The Anglican Ordinariate that was created by the Roman Catholic Church as a means of permitting the conversion of disaffected Anglicans and Episcopalians to the Church of Rome is ethically and morally questionable.
According to the United States Conference of Catholic Bishops and Vatican, the Anglican Ordinariate for the U.S. is scheduled to be established January 1, 2012 in response to the requests of many disaffected Anglican clergy, which were first made in the 1980’s, to leave the Anglican Church and convert to the Church of Rome without having to change their Anglican heritage, expression or form of worship.
In the Book of Exodus 20:17 we are told explicitly “You shall not covet your neighbor’s house. You shall not covet your neighbor’s wife, his male or female slave, his ox or donkey, or anything that belongs to your neighbor.”

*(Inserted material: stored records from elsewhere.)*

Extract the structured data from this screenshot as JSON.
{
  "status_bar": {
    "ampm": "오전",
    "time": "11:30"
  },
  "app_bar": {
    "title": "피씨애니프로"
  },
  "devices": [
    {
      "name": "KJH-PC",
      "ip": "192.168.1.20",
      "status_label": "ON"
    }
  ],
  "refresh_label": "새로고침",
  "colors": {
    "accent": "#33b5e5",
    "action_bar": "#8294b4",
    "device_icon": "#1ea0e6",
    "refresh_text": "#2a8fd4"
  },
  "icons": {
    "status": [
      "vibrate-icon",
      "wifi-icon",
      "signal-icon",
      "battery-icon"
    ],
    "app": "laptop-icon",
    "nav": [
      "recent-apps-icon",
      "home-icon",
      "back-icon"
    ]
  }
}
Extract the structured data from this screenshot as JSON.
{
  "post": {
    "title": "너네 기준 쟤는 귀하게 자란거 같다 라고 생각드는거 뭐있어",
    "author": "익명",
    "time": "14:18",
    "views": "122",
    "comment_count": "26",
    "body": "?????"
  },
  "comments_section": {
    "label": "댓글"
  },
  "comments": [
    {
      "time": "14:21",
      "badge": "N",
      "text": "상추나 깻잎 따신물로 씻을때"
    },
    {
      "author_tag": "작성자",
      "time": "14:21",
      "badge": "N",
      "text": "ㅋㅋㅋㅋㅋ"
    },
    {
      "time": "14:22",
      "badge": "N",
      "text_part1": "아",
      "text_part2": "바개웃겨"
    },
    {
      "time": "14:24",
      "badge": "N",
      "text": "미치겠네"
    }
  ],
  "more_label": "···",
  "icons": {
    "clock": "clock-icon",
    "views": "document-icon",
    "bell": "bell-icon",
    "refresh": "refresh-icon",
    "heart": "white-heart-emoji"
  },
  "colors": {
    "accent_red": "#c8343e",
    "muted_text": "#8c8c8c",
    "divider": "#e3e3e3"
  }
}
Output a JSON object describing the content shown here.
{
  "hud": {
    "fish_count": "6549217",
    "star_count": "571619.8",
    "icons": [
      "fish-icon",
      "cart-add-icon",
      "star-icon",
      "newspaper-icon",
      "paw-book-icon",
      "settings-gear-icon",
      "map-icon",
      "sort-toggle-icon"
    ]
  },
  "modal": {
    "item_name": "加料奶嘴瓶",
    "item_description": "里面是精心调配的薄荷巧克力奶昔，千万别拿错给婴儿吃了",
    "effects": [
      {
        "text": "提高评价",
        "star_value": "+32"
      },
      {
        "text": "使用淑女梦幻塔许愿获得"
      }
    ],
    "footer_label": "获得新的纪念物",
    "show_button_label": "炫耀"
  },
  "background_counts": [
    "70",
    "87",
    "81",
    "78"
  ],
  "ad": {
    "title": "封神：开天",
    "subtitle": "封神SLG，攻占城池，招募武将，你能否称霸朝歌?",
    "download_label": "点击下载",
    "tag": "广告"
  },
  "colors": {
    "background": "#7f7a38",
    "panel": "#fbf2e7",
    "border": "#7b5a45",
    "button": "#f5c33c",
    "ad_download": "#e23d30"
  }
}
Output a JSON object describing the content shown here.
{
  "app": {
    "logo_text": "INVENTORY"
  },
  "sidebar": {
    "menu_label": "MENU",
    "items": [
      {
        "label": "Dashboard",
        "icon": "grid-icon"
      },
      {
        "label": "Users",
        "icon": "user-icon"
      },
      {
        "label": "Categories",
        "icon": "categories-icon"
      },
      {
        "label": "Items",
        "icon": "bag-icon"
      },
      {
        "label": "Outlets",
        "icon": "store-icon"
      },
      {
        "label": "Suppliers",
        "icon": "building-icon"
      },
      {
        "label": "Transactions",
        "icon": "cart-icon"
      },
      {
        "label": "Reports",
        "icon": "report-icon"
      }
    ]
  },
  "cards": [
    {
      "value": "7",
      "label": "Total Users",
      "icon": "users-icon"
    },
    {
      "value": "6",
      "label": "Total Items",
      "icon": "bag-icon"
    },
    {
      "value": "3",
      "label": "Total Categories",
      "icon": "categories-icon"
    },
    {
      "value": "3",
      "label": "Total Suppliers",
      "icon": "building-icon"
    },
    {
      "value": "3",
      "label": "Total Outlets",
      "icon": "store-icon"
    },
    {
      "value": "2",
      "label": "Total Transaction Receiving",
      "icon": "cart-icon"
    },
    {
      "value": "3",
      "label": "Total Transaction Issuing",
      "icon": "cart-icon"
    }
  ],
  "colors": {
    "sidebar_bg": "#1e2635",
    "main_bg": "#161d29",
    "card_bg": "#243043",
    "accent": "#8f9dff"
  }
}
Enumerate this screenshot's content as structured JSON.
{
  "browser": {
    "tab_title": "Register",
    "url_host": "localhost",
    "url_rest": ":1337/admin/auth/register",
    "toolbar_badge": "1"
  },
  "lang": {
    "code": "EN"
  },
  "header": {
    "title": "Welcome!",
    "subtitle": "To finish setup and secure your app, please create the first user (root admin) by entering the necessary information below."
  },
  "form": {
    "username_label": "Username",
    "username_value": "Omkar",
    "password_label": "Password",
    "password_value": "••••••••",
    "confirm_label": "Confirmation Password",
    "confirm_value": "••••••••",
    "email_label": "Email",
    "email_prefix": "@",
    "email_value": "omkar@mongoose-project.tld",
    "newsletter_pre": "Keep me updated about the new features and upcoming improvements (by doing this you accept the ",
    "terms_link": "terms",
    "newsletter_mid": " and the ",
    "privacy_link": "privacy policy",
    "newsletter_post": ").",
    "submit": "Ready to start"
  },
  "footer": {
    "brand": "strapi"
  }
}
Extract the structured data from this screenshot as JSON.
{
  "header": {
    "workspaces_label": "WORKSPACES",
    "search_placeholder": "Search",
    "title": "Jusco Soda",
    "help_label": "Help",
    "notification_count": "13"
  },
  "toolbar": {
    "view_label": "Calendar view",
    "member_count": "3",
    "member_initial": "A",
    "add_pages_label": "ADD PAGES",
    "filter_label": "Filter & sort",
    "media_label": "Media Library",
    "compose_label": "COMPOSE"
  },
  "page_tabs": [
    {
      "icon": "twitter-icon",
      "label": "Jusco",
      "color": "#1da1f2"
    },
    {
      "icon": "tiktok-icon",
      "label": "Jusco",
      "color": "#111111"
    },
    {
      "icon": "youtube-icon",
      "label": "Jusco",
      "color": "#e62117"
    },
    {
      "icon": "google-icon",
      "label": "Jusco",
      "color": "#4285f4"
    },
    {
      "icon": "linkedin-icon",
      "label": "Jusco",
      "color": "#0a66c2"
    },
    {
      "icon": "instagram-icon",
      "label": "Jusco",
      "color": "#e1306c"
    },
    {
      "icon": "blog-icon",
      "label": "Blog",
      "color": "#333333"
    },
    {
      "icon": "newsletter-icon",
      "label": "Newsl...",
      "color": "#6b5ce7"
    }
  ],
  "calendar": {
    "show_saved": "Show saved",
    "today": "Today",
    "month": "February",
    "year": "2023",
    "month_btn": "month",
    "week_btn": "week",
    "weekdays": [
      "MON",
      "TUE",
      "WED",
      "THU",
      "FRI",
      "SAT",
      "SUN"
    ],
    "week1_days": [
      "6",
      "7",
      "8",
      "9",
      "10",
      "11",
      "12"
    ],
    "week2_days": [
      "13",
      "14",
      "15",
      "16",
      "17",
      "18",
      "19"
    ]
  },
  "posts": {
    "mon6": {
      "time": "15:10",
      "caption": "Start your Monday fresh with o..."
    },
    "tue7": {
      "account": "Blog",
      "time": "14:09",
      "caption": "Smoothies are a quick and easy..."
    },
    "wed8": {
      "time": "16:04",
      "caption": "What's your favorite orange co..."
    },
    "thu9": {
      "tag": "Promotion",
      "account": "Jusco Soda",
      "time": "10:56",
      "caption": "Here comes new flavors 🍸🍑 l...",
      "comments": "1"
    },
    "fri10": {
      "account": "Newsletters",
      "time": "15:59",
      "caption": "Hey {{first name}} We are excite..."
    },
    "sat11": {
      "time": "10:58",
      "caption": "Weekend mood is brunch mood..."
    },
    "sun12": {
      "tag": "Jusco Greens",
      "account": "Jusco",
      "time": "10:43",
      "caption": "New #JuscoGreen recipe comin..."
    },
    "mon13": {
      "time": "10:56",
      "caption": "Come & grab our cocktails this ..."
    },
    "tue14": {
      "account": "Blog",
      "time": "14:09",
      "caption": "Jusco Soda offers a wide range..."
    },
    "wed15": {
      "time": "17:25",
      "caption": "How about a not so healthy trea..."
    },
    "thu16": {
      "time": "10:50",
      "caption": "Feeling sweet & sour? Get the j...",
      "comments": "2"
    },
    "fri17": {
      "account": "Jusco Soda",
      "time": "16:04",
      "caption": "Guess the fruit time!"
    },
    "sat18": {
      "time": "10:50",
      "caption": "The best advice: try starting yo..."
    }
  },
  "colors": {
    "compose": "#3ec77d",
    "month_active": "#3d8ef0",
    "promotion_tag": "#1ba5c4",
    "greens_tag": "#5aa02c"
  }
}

Accordingly, it seems rather logical to conclude that the intention of the Church of Rome to take advantage of a deeply complicated family matter such as that taking place within the Anglican Communion is in direct violation of this scriptural admonition. The extreme discord currently circulating within the corridors of the Anglican Communion is a very public process and many observers acknowledge that many of the disagreements and decisions that caused these problems are in many ways valid to the extent that many disaffected members of the faithful and the clergy have made the difficult decision to leave their spiritual home.
While the actions by the Anglican faithful may be understandable, the action by the Church of Rome requires explanation. There is something not quite comforting when one’s sibling (sister church) consciously decides to feather their nest from the suffering of another sibling. The creation of the Anglican Ordinariate by the Church of Rome to accomplish just such an act is an undeniable act of coveting one’s brother or neighbor’s belongings and is unquestionably in conflict with scriptural guidance.
The continual decline of membership and clergy within the Church of Rome is well known and recognized and may explain to a degree the motivation behind the creation of this peculiar new division within the Church. The question is whether it is ethical to take advantage of another when they are in desperate straits and whether the end justifies the means.
The renowned ethical philosopher Immanuel Kant in his “categorical imperative” unequivocally states that using humans as a means to an end is unjustifiable.“Kicking” the Anglican Communion while she is down is a good example of this unethical practice. If one recalls the Archbishop of Canterbury posing with Pope Benedict the XVI at the Vatican in November 2010 it is easy to imagine that one or both of these spiritual leaders may have felt uncomfortable considering the number of Anglicans who had and were in the process of transferring to the Church of Rome.
The primary issue in this particular matter is one church openly coveting the members of the other. Further, it would be more compassionate and caring if the Church of Rome sought to counsel those Anglicans who are troubled by the problems taking place within their spiritual family to attempt resolution or reconciliation rather than encouraging defection and transfer. As most marriage and family therapists traditionally counsel, “failure to resolve problems in one relationship virtually guarantees the transfer of similar problems to future relationships. Therefore, this latter action of encouraging defection is tantamount to “meddling” in the family affairs of another and coveting their children, siblings and relations; rather than an act of Christian compassion and caring.
Of course is it completely acceptable to transfer from one church to another. However, when such transfer is largely at the advantage of another, while their counterpart is in crisis, is a completely different matter. Taking advantage of both one’s brother and his children as a means of replenishing an ever diminishing flock can only be deemed reprehensible and raises the question of what will happen when the courtship is over.
What will be the result when these Anglicans, who believe they will be capable of continuing to be Anglican in the hallowed halls of a strange land, realize that this cannot be accomplished? Where will the disaffected Anglicans go then? What feelings of fidelity and felicity will remain when married clergy are denied and Anglicanism gives way to Catholicism and the “unordinary” of the “Ordinariate” becomes unacceptable and untenable, while the decline continues?